“Countries like Iran and Iraq, of necessity, learned how to do much more on their own,” he said. “That is a lesson that hasn’t been lost on the others. Unfortunately, chemical weapons are quite easy to produce domestically.”


Both Israel and Iraq have developed locally produced missiles. Israel has a domestic nuclear weapons program and Iraq is thought to be five to 10 years away from developing one.

“No matter how stringent the export controls, Iraq will get the bomb,” said Seth Carus, a fellow of the Washington Institute for Near East Policy. “We may be able to slow them down a bit, but the Iraqi ability to penetrate Western technology is much greater than the West’s ability to prevent it.”

As was the case in the early days of U.S.-Soviet negotiations, the arms control process is severely hampered by secrecy on all sides. Although Hussein has bragged of his chemical weapons and missile delivery systems, he has not revealed the size of his arsenals. Israel has confirmed its missile capability but has never admitted possessing either nuclear or chemical weapons. Syria and Egypt also refuse to talk about their non-conventional arsenals.
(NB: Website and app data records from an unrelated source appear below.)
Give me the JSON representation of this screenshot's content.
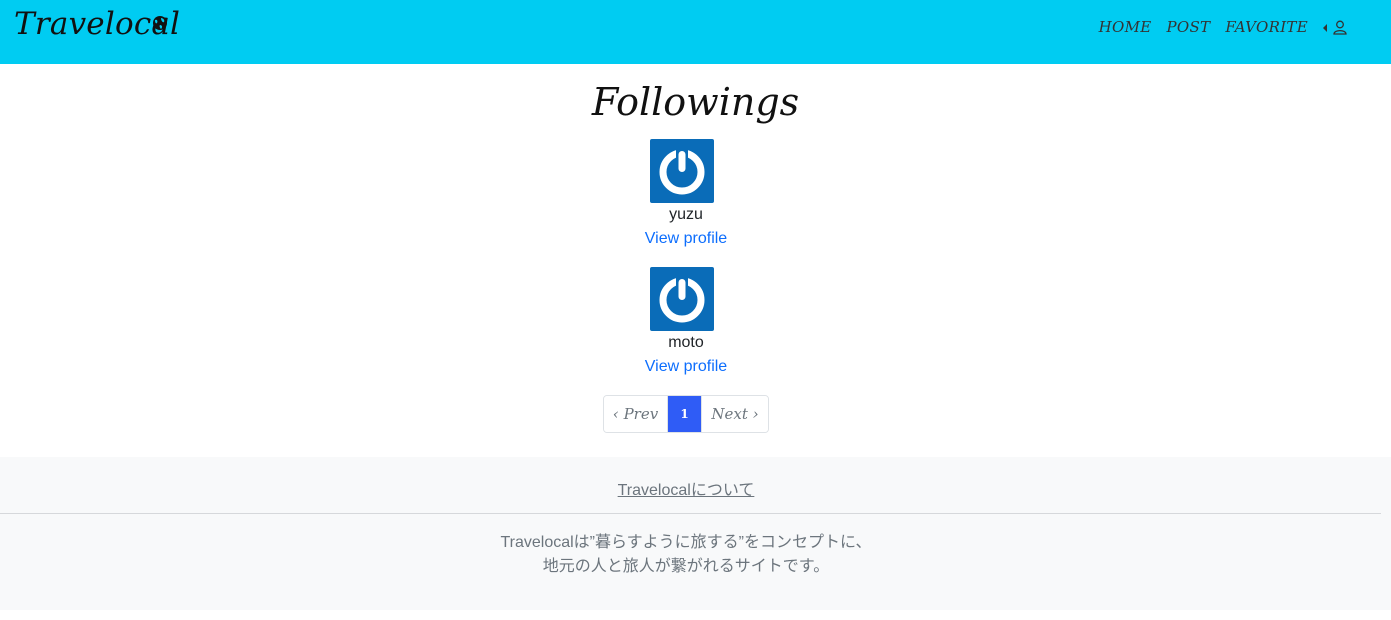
{
  "navbar": {
    "brand": "Travelocal",
    "brand_icon": "globe-icon",
    "links": [
      "HOME",
      "POST",
      "FAVORITE"
    ],
    "user_icon": "user-icon",
    "user_caret_icon": "caret-left-icon",
    "bg_color": "#00ccf2"
  },
  "page": {
    "title": "Followings"
  },
  "followings": [
    {
      "name": "yuzu",
      "link_label": "View profile",
      "avatar_icon": "power-icon"
    },
    {
      "name": "moto",
      "link_label": "View profile",
      "avatar_icon": "power-icon"
    }
  ],
  "pagination": {
    "prev": "‹ Prev",
    "current": "1",
    "next": "Next ›",
    "active_color": "#2f5cf6"
  },
  "footer": {
    "about_link": "Travelocalについて",
    "description_line1": "Travelocalは”暮らすように旅する”をコンセプトに、",
    "description_line2": "地元の人と旅人が繋がれるサイトです。"
  },
  "colors": {
    "link": "#0d6efd",
    "avatar_bg": "#0a6cb8"
  }
}
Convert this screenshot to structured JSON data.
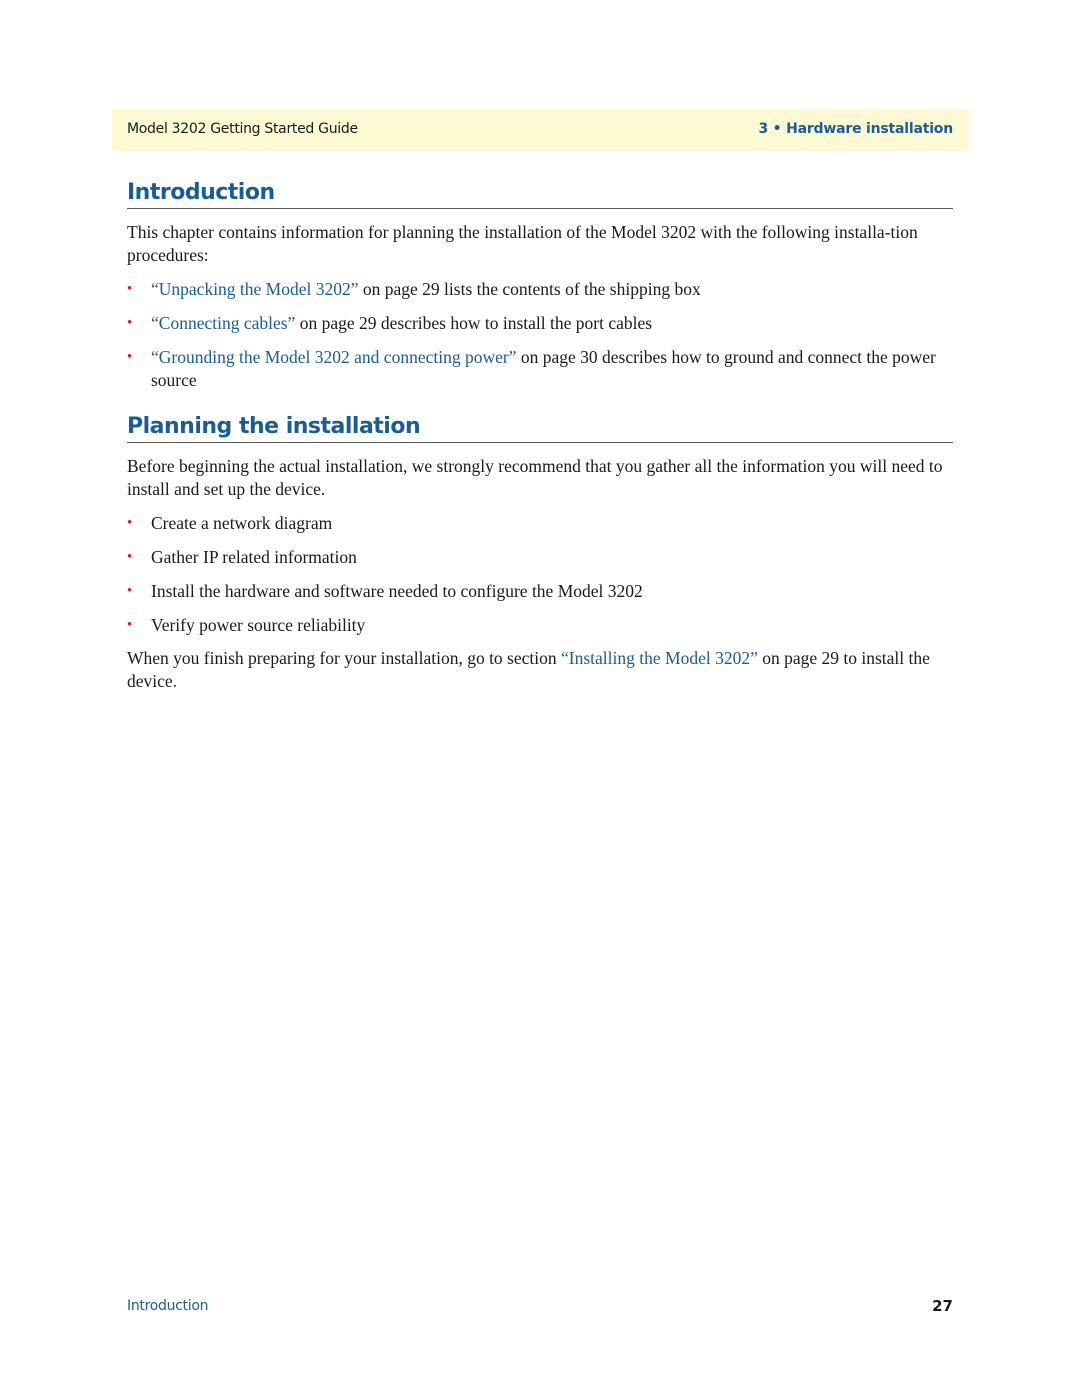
{
  "header": {
    "guide_title": "Model 3202 Getting Started Guide",
    "chapter": "3 • Hardware installation"
  },
  "introduction": {
    "heading": "Introduction",
    "paragraph": "This chapter contains information for planning the installation of the Model 3202 with the following installa-tion procedures:",
    "items": [
      {
        "link": "“Unpacking the Model 3202”",
        "text": " on page 29 lists the contents of the shipping box"
      },
      {
        "link": "“Connecting cables”",
        "text": " on page 29 describes how to install the port cables"
      },
      {
        "link": "“Grounding the Model 3202 and connecting power”",
        "text": " on page 30 describes how to ground and connect the power source"
      }
    ]
  },
  "planning": {
    "heading": "Planning the installation",
    "paragraph": "Before beginning the actual installation, we strongly recommend that you gather all the information you will need to install and set up the device.",
    "items": [
      "Create a network diagram",
      "Gather IP related information",
      "Install the hardware and software needed to configure the Model 3202",
      "Verify power source reliability"
    ],
    "closing_before": "When you finish preparing for your installation, go to section ",
    "closing_link": "“Installing the Model 3202”",
    "closing_after": " on page 29 to install the device."
  },
  "footer": {
    "section": "Introduction",
    "page_number": "27"
  },
  "bullet_glyph": "•"
}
Consequently, while Western analysts have little doubt about the broad outlines of the Middle East arms race, they cannot agree on an exact count of weapons for any of the countries.


Arms for the Mideast: The Foreign Pipeline

Middle Eastern nations that have weaponry either being delivered or on order from other countries . (* Supplier: Weapon)

Arms for Syria * China: Surface-to-surface missiles (SSMs) * Soviet Union: Jet fighters, rocket launchers, infantry combat vehicles, tanks, SAMs, AAMs, anti-missiles, SSMs, submarines, corvettes

Arms for Libya * Brazil: Rocket launchers, radar, SSMs. * Yugoslavia: Fast-attack craft


Arms for Egypt * Argentina: SSMs * France: Jet fighters * Italy: SAMs * Spain: Combat vehicles * United States: Troop transports, jet fighters, helicopters, tanks, armored personnel carriers (APCs), systems, SAMs, air-to-surface missiles (ASMs), air-to-air missiles (AAMs), anti-tank missiles

Arms for Israel * West Germany: Submarines * United States: Jet fighters, ShShMs, corvettes

Arms for Saudi Arabia * Brazil: Rocket systems, armored cars, radars * France: Anti-aircraft guns, armored cars, SAMs, SShMs * Indonesia: Transports * Spain: Transports, infantry combat vehicles * Britain: Jet fighters, anti-radar missiles, air-to-ship missiles (AShMs), AAMs * United States: Transports, airborne early-warning systems, jet fighters, tanker/transports, transports, infantry combat vehicles, radars, AShMs, AAMs, anti-tank missiles

Arms for Iran * China: Jet fighters, tanks, APCs, rocket launchers, ship-to-ship missiles (ShShMs), surface-to-missiles (SShMs), anti-tank missiles, SAMs, AAMs * Czechoslovakia: Infantry combat vehicles, APCs * North Korea: Tanks, artillery * Britain: Radar


Arms for Iraq * Brazil: Rocket launchers, armored cars, radar, SSMs * China: Bombers, tanks, APCs, artillery, ASMs, ShShMs, SShMs * Czechoslovakia: Infantry combat vehicles * Egypt: Helicopters, artillery, rocket launchers, SAMs * France: Jet fighters, SAMs, ASMs, anti-radar missiles, anti-tank missiles * Italy: Helicopters, AAMs, ShShMs, frigates, corvettes * South Africa: Artillery * Soviet Union: Artillery, rocket launchers, tanks, SSMs

Arms for Jordan * France: Helicopters, jet fighters, AAMs * Iraq: Tanks, APCs * Britain: Combat aircraft, radar, patrol craft * United States: Radar * Soviet Union: SAMs

Source: Stockholm International Peace Research Institute Yearbook, 1989